Using the entries below, show all lines with the string "this".

-.-.-

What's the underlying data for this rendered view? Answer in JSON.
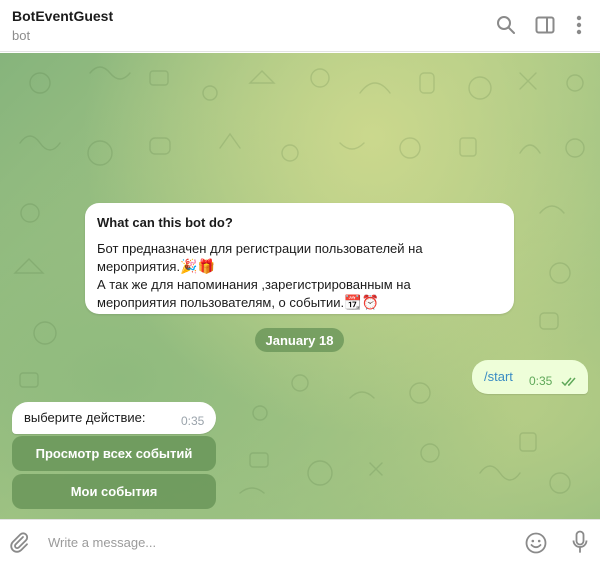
{
  "header": {
    "title": "BotEventGuest",
    "subtitle": "bot",
    "icons": [
      "search-icon",
      "sidebar-panel-icon",
      "more-vertical-icon"
    ]
  },
  "intro_card": {
    "title": "What can this bot do?",
    "line1": "Бот предназначен для регистрации пользователей на",
    "line2": "мероприятия.",
    "line3": "А так же для напоминания ,зарегистрированным на",
    "line4": "мероприятия пользователям, о событии.",
    "emoji_line2": [
      "party-popper",
      "gift"
    ],
    "emoji_line4": [
      "calendar",
      "alarm-clock"
    ]
  },
  "date_separator": "January 18",
  "outgoing_message": {
    "text": "/start",
    "time": "0:35",
    "status_icon": "double-check-icon"
  },
  "incoming_message": {
    "text": "выберите действие:",
    "time": "0:35"
  },
  "keyboard_buttons": [
    {
      "label": "Просмотр всех событий"
    },
    {
      "label": "Мои события"
    }
  ],
  "composer": {
    "placeholder": "Write a message...",
    "icons": [
      "paperclip-icon",
      "emoji-icon",
      "microphone-icon"
    ]
  },
  "colors": {
    "accent_blue": "#3a8cc4",
    "outgoing_bubble": "#eefed9",
    "outgoing_time": "#5fa859",
    "chat_background": "#a9c886",
    "keyboard_button": "#659256"
  }
}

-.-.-

- _Answer to the problem_:
What's the underlying data for this rendered view? Answer in JSON.
    "title": "What can this bot do?",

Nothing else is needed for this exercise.